*WHAT THE EXERCISE ASKS*: Your answer should be every line of the records that contains the word "JSON".

Segment Start: DATASET EXCERPTS

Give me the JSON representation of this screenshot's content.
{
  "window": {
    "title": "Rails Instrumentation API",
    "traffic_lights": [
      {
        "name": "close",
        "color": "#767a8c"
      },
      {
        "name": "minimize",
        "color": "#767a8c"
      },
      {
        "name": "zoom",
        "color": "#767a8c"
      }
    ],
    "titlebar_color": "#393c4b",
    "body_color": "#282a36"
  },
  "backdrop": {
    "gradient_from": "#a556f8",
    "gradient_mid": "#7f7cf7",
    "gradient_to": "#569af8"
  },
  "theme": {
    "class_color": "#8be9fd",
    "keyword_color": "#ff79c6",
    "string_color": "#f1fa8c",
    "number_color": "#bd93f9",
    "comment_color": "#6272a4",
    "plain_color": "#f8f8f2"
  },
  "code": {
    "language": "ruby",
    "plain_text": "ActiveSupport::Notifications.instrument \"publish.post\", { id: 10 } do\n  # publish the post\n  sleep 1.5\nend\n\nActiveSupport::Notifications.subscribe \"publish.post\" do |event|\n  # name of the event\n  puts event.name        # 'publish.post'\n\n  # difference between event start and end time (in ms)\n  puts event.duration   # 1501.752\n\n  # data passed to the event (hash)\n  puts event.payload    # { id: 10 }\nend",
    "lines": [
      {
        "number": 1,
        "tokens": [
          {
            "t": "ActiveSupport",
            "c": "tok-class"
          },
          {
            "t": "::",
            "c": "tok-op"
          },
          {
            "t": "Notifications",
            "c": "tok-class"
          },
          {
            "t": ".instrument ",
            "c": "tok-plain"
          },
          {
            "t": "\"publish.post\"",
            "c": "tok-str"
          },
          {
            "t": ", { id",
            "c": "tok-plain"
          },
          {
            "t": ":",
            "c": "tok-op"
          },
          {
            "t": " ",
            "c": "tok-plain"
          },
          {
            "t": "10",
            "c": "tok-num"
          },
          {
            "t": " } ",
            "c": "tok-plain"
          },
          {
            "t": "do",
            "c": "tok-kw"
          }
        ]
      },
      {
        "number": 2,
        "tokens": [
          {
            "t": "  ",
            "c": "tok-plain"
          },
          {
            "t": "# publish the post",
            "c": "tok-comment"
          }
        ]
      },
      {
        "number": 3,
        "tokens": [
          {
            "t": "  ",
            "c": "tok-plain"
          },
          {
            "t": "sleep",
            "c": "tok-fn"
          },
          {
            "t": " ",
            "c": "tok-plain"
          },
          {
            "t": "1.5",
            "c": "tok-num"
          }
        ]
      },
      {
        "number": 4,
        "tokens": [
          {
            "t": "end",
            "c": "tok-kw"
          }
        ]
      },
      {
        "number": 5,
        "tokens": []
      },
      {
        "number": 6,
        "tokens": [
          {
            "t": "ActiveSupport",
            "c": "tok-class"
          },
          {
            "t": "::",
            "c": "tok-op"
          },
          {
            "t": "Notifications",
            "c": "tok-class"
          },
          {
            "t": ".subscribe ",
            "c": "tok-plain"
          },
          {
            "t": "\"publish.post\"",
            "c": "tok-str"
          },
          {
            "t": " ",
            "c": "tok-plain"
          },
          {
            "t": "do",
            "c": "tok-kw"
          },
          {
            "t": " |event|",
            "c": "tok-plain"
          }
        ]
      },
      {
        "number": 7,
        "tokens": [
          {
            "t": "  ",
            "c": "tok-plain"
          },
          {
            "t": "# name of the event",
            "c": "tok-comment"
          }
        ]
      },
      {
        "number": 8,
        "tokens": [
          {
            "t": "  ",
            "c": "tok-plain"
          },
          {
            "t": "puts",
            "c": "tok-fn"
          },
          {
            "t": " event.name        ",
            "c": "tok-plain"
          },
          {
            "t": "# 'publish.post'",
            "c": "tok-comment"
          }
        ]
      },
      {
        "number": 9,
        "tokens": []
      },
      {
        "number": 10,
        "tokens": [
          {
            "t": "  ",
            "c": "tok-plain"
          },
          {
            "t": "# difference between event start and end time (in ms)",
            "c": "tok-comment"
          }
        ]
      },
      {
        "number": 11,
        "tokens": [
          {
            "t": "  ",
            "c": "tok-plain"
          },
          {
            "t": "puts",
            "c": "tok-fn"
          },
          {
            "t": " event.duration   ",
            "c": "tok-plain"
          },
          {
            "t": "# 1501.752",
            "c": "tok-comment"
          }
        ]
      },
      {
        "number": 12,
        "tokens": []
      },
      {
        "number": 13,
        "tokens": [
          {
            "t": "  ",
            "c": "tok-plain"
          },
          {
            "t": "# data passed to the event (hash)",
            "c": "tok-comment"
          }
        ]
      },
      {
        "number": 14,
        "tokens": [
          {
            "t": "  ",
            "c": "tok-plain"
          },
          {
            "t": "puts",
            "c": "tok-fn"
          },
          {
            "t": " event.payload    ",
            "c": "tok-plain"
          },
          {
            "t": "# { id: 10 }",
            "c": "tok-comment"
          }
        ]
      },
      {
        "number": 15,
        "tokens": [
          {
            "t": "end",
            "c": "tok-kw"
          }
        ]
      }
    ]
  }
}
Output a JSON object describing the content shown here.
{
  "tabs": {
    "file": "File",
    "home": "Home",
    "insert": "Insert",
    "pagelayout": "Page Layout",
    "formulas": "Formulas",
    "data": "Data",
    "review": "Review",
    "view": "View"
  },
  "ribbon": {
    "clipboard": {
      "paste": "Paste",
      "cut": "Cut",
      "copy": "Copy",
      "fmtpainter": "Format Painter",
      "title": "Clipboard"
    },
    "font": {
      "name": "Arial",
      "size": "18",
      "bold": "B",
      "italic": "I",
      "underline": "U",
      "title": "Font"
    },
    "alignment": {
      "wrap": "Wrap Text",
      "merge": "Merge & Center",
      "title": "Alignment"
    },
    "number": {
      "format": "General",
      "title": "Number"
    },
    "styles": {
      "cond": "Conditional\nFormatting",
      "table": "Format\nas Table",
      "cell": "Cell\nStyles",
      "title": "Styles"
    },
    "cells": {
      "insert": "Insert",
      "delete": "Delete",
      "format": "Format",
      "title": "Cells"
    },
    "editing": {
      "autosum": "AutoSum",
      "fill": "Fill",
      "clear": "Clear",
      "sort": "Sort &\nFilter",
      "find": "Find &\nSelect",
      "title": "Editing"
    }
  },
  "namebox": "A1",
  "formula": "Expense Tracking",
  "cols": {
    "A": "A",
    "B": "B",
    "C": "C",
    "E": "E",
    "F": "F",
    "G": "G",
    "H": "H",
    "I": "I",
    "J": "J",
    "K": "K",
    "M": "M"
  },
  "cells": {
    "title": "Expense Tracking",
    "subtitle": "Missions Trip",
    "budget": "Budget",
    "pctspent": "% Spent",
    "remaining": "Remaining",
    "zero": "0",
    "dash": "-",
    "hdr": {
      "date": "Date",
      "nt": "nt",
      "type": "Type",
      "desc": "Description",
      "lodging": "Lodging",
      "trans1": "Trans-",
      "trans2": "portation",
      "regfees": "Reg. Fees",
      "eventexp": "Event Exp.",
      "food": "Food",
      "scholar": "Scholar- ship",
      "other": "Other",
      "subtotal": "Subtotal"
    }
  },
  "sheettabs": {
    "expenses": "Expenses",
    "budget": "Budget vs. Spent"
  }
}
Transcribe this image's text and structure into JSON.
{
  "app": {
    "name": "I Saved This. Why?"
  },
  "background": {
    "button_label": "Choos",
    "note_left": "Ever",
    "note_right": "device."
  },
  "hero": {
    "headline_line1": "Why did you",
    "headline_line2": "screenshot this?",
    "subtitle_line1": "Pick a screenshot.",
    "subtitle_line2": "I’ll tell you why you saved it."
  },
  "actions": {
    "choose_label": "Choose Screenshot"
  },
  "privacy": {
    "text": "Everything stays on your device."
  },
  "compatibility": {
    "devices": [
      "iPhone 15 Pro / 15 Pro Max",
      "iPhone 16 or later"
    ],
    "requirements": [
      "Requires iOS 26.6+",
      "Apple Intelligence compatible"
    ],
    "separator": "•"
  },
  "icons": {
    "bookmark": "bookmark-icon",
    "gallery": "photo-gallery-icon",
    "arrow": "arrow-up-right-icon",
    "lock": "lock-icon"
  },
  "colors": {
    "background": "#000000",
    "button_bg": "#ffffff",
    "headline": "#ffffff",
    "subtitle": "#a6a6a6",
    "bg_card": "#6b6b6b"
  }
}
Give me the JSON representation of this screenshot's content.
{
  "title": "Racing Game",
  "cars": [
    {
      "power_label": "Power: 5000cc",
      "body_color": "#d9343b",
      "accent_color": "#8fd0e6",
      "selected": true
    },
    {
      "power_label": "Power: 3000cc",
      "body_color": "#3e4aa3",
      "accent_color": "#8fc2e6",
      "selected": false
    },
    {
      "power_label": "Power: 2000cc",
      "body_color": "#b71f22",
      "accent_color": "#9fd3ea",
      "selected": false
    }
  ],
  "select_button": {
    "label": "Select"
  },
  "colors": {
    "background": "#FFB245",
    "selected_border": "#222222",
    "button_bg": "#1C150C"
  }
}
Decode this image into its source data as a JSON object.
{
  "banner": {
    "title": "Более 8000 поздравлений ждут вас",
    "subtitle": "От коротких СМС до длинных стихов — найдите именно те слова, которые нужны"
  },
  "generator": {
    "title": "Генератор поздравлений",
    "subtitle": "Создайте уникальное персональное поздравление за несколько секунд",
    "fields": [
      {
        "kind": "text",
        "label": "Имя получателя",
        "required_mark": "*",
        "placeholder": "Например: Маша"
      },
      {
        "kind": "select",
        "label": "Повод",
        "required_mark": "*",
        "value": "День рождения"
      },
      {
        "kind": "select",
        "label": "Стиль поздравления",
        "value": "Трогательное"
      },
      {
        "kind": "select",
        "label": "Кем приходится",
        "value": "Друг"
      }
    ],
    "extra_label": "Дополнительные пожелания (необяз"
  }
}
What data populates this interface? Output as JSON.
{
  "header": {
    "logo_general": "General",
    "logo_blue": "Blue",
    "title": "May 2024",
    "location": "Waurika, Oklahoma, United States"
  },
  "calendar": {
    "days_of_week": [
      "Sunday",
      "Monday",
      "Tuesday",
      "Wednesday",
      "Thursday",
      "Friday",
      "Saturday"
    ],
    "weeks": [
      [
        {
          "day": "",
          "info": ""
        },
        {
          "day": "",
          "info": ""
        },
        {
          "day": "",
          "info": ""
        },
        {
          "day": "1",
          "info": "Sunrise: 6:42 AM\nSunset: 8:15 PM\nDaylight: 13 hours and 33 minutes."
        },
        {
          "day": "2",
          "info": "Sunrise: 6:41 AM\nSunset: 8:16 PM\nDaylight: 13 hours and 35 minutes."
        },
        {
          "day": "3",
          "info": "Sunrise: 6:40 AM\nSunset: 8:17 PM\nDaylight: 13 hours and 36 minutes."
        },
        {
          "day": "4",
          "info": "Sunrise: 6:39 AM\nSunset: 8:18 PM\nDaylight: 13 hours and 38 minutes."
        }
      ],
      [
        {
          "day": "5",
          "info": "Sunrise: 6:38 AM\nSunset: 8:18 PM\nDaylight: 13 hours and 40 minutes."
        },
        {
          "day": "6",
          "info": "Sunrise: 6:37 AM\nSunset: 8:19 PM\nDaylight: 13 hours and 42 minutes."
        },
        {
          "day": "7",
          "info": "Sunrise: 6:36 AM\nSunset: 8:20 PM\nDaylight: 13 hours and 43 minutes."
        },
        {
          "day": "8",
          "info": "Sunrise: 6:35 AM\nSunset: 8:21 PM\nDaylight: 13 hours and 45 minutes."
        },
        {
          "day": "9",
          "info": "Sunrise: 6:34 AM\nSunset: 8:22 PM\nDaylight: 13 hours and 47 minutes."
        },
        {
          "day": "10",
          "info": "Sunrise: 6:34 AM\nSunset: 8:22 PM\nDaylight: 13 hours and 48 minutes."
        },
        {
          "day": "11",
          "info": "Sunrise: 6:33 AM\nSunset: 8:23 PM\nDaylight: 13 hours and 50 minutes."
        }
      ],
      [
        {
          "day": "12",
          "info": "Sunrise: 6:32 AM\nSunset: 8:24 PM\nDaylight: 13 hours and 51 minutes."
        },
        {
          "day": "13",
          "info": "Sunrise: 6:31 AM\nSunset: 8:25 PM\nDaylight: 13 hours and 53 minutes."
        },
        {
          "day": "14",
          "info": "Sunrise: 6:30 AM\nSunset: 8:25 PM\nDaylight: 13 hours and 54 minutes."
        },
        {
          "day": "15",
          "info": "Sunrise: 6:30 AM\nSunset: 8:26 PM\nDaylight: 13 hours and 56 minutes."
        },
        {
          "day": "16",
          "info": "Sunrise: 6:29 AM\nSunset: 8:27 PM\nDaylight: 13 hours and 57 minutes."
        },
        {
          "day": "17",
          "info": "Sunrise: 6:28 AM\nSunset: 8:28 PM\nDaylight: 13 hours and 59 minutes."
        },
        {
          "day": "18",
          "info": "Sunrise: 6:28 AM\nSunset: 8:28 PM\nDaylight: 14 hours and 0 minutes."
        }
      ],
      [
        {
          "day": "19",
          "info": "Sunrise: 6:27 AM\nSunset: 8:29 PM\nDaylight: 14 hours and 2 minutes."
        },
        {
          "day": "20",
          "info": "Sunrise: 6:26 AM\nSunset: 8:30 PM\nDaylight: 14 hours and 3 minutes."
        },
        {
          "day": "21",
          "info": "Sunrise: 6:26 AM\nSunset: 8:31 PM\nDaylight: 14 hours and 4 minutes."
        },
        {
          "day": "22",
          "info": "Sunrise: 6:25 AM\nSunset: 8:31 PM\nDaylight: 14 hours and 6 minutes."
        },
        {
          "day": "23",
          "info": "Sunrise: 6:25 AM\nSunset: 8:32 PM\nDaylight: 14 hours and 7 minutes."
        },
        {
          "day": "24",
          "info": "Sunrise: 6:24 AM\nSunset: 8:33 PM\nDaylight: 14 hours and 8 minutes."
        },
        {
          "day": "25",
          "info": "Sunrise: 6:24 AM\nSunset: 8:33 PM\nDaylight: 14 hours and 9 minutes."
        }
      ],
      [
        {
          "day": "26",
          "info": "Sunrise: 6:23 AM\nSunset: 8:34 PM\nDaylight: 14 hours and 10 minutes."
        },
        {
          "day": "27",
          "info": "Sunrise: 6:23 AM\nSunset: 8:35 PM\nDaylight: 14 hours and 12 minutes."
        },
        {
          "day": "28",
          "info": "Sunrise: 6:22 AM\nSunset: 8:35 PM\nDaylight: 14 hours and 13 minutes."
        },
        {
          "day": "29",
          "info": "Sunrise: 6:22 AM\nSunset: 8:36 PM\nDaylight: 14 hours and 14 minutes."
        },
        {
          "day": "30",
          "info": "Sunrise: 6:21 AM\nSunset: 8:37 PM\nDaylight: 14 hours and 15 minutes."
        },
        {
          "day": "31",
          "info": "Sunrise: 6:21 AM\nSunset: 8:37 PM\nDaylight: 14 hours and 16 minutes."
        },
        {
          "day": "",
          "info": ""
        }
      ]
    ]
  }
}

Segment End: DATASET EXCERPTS

*RESPONSE FOR THIS EXERCISE*:
Give me the JSON representation of this screenshot's content.
Output a JSON object describing the content shown here.
Transcribe this image's text and structure into JSON.
Give me the JSON representation of this screenshot's content.
Decode this image into its source data as a JSON object.
What data populates this interface? Output as JSON.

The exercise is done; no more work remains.